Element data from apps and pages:
============================================================
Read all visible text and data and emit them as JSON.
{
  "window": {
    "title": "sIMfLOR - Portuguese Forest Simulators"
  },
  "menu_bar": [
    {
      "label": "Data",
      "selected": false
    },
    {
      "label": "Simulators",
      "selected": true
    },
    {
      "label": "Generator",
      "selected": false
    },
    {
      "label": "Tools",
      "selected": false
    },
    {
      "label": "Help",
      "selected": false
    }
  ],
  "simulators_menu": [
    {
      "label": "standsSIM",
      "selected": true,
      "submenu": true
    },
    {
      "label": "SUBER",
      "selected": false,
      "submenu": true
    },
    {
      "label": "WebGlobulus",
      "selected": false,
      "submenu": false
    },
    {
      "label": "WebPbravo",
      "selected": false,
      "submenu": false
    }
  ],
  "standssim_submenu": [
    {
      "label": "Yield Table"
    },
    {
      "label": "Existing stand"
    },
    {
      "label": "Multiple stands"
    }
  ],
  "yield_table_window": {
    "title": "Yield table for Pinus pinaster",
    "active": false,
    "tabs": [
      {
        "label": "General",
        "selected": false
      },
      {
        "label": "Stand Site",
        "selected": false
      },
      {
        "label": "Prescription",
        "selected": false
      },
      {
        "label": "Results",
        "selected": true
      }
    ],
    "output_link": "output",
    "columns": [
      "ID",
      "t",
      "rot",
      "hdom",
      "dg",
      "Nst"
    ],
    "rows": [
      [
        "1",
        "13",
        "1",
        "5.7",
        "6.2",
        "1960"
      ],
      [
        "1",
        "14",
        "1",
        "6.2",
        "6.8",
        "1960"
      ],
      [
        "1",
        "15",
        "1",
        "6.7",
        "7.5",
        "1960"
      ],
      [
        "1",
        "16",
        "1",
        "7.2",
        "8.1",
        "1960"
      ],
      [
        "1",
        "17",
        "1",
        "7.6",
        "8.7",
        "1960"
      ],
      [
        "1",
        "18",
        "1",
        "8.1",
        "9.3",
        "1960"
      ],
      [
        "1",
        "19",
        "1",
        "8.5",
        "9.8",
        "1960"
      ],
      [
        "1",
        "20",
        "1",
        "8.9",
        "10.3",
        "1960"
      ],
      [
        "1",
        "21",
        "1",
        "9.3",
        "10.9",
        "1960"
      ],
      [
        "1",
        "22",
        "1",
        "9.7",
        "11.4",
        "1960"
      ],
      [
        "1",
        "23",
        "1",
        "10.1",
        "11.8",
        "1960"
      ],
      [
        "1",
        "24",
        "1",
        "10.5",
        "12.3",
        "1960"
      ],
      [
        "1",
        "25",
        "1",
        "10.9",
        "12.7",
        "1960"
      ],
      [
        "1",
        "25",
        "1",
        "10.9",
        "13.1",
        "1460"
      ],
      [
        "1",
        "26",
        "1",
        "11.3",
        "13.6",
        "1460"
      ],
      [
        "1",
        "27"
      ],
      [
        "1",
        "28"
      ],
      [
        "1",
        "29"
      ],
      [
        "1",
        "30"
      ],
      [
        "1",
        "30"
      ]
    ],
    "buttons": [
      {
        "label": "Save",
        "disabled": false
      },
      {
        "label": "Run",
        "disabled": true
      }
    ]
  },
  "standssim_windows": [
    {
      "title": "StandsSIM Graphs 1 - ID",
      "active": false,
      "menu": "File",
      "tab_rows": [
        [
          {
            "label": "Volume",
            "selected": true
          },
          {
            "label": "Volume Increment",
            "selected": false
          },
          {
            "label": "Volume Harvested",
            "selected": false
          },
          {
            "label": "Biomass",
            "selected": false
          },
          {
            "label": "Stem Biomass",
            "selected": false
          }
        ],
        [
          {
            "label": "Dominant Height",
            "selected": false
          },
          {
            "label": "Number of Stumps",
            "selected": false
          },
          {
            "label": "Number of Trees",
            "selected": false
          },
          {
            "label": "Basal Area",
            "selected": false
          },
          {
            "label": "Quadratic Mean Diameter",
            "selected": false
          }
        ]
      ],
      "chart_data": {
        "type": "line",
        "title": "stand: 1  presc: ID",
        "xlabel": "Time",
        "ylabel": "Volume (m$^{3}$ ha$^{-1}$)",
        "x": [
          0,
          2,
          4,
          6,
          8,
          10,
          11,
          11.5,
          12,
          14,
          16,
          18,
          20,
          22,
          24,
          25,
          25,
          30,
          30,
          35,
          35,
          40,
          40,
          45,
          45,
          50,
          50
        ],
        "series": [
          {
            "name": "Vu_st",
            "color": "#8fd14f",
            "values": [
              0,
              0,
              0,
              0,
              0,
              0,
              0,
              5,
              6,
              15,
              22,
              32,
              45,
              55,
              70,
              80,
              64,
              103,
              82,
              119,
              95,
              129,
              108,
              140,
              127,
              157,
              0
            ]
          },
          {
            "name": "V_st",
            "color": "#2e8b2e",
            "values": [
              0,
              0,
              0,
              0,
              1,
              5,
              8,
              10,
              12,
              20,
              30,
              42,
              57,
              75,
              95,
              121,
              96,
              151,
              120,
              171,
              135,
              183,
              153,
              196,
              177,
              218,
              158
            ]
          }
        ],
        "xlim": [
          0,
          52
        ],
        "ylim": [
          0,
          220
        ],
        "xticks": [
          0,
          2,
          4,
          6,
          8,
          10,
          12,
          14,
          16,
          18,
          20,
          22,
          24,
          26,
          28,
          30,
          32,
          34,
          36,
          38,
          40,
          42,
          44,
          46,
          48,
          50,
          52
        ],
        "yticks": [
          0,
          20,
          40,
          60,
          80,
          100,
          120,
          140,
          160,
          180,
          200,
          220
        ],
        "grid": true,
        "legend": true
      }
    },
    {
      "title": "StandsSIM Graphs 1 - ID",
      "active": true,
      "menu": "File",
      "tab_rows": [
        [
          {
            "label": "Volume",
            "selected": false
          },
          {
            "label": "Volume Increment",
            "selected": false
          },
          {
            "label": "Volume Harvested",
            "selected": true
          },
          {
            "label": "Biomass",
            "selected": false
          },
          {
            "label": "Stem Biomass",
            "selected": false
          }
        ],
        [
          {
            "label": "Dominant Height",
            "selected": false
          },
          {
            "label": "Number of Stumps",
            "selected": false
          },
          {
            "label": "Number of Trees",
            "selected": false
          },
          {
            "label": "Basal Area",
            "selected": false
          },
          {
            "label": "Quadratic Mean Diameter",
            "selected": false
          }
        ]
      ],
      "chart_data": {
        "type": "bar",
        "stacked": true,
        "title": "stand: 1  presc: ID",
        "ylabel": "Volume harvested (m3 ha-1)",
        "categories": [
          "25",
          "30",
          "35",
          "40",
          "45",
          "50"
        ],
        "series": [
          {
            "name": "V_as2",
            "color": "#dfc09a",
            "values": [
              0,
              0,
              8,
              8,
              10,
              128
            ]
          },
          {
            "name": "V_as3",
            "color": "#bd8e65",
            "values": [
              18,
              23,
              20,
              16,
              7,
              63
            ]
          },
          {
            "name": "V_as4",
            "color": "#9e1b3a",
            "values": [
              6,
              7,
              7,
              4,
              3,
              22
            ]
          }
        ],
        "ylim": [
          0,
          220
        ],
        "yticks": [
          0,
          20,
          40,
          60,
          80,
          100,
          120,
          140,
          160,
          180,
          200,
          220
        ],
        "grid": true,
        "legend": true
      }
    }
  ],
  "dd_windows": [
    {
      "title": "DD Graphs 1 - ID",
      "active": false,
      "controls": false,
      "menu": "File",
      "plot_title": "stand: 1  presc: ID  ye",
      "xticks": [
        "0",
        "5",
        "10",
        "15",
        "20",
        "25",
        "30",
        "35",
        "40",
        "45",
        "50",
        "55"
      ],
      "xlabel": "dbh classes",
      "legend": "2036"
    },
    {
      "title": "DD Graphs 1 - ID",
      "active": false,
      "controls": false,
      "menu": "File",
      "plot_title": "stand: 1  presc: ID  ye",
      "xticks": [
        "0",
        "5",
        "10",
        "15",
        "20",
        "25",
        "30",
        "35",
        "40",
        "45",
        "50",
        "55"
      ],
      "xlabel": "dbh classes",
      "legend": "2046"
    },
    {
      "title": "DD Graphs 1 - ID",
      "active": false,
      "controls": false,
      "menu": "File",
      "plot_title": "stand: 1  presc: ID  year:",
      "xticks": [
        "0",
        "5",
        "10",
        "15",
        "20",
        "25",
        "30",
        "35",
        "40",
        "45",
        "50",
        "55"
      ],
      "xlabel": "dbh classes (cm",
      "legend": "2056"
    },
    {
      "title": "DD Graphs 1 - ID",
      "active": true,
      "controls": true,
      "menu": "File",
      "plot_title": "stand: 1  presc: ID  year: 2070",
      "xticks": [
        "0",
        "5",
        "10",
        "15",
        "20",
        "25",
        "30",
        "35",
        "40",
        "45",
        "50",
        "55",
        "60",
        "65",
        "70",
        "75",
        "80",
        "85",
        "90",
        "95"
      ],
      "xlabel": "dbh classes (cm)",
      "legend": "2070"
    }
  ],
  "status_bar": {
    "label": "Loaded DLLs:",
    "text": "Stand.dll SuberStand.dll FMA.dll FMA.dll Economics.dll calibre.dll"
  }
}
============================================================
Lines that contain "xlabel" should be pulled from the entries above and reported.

        "xlabel": "Time",
      "xlabel": "dbh classes",
      "xlabel": "dbh classes",
      "xlabel": "dbh classes (cm",
      "xlabel": "dbh classes (cm)",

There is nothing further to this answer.